Poland is an EU success story, despite the region’s financial woes, and that means the country offers opportunities for investors. However, that doesn’t mean they shouldn’t be wary of possible pitfalls, since they litter the path of progress.
While the rest of the eurozone struggled under austerity measures during the financial crisis, Poland was lucky. Government actions taken in the wake of the collapse of communism, together with the country’s entry into the European Union in 2004, had started its economy on the road to growth.

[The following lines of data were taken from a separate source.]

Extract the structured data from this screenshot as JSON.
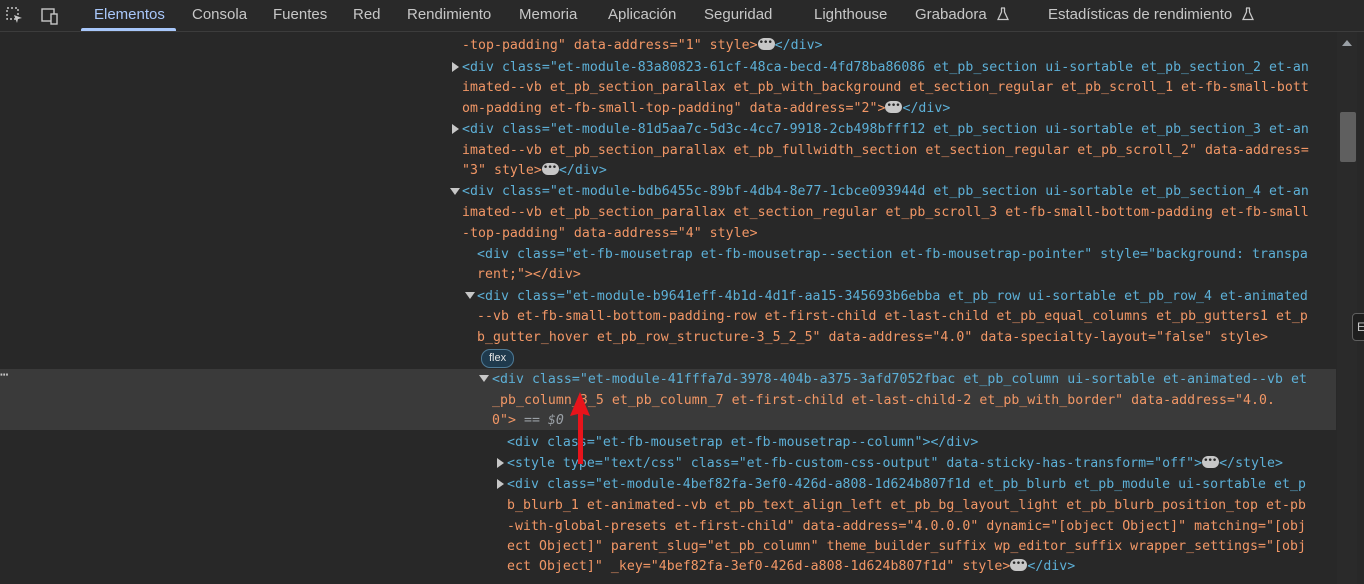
{
  "tabs": [
    {
      "label": "Elementos",
      "active": true
    },
    {
      "label": "Consola"
    },
    {
      "label": "Fuentes"
    },
    {
      "label": "Red"
    },
    {
      "label": "Rendimiento"
    },
    {
      "label": "Memoria"
    },
    {
      "label": "Aplicación"
    },
    {
      "label": "Seguridad"
    },
    {
      "label": "Lighthouse"
    },
    {
      "label": "Grabadora"
    },
    {
      "label": "Estadísticas de rendimiento"
    }
  ],
  "icons": {
    "inspect": "select-element-icon",
    "device": "device-toolbar-icon",
    "flask": "experimental-flask-icon",
    "ellipsis": "ellipsis-icon",
    "arrow": "red-arrow-annotation-icon"
  },
  "colors": {
    "accent": "#a8c7fa",
    "arrow": "#e8141b",
    "tag": "#5db0d7",
    "attr_value": "#f29766"
  },
  "left_dots": "⋯",
  "badge": "flex",
  "dom": {
    "l0": "-top-padding\" data-address=\"1\" style>",
    "l0_close": "</div>",
    "n2_a": "<div class=\"et-module-83a80823-61cf-48ca-becd-4fd78ba86086 et_pb_section ui-sortable et_pb_section_2 et-an",
    "n2_b": "imated--vb et_pb_section_parallax et_pb_with_background et_section_regular et_pb_scroll_1 et-fb-small-bott",
    "n2_c": "om-padding et-fb-small-top-padding\" data-address=\"2\">",
    "n3_a": "<div class=\"et-module-81d5aa7c-5d3c-4cc7-9918-2cb498bfff12 et_pb_section ui-sortable et_pb_section_3 et-an",
    "n3_b": "imated--vb et_pb_section_parallax et_pb_fullwidth_section et_section_regular et_pb_scroll_2\" data-address=",
    "n3_c": "\"3\" style>",
    "n4_a": "<div class=\"et-module-bdb6455c-89bf-4db4-8e77-1cbce093944d et_pb_section ui-sortable et_pb_section_4 et-an",
    "n4_b": "imated--vb et_pb_section_parallax et_section_regular et_pb_scroll_3 et-fb-small-bottom-padding et-fb-small",
    "n4_c": "-top-padding\" data-address=\"4\" style>",
    "mt_a": "<div class=\"et-fb-mousetrap et-fb-mousetrap--section et-fb-mousetrap-pointer\" style=\"background: transpa",
    "mt_b": "rent;\"></div>",
    "row_a": "<div class=\"et-module-b9641eff-4b1d-4d1f-aa15-345693b6ebba et_pb_row ui-sortable et_pb_row_4 et-animated",
    "row_b": "--vb et-fb-small-bottom-padding-row et-first-child et-last-child et_pb_equal_columns et_pb_gutters1 et_p",
    "row_c": "b_gutter_hover et_pb_row_structure-3_5_2_5\" data-address=\"4.0\" data-specialty-layout=\"false\" style>",
    "col_a": "<div class=\"et-module-41fffa7d-3978-404b-a375-3afd7052fbac et_pb_column ui-sortable et-animated--vb et",
    "col_b": "_pb_column_3_5 et_pb_column_7 et-first-child et-last-child-2 et_pb_with_border\" data-address=\"4.0.",
    "col_c": "0\">",
    "col_eq": " == $0",
    "mt2": "<div class=\"et-fb-mousetrap et-fb-mousetrap--column\"></div>",
    "style": "<style type=\"text/css\" class=\"et-fb-custom-css-output\" data-sticky-has-transform=\"off\">",
    "style_close": "</style>",
    "bl_a": "<div class=\"et-module-4bef82fa-3ef0-426d-a808-1d624b807f1d et_pb_blurb et_pb_module ui-sortable et_p",
    "bl_b": "b_blurb_1 et-animated--vb et_pb_text_align_left et_pb_bg_layout_light et_pb_blurb_position_top et-pb",
    "bl_c": "-with-global-presets et-first-child\" data-address=\"4.0.0.0\" dynamic=\"[object Object]\" matching=\"[obj",
    "bl_d": "ect Object]\" parent_slug=\"et_pb_column\" theme_builder_suffix wp_editor_suffix wrapper_settings=\"[obj",
    "bl_e": "ect Object]\" _key=\"4bef82fa-3ef0-426d-a808-1d624b807f1d\" style>",
    "bl_close": "</div>"
  }
}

Thanks to a constitutional clause that prohibited its debt-to-GDP ratio from exceeding 60%, it had a lower level of public debt than many other European countries at the onset of the crisis. Thus, far less overextended than many of its neighbors, Poland was able not just to weather the crisis but, fueled by an injection of cash from the EU, even continue to grow its economy.
Poland was the recipient of an influx of funding from the EU under the latter’s 2007–2013 budget, receiving 101.5 billion euros ($137.9 billion). Then the country was chosen, along with Ukraine, to be a host for the 2012 European soccer championships. And that steered government spending toward improvements that the country sorely needed.
The Polish government augmented its EU windfall with spending of its own as it upgraded, refurbished and built from scratch various infrastructure projects throughout the country. Everything from soccer stadiums—many of which are sorely underutilized now that the championships are over, by the way—to railroad stations, airports and highways got makeovers or were brought into being, spurring domestic consumption and stimulating further development.
That spending, at a time when other countries were tightening their belts, gave Poland an edge that has helped it to grow despite economic troubles throughout the rest of the region. The country has attracted business investment from Germany, with numerous smaller businesses seeking out Poland as a place where the competition is less keen and there is room to grow.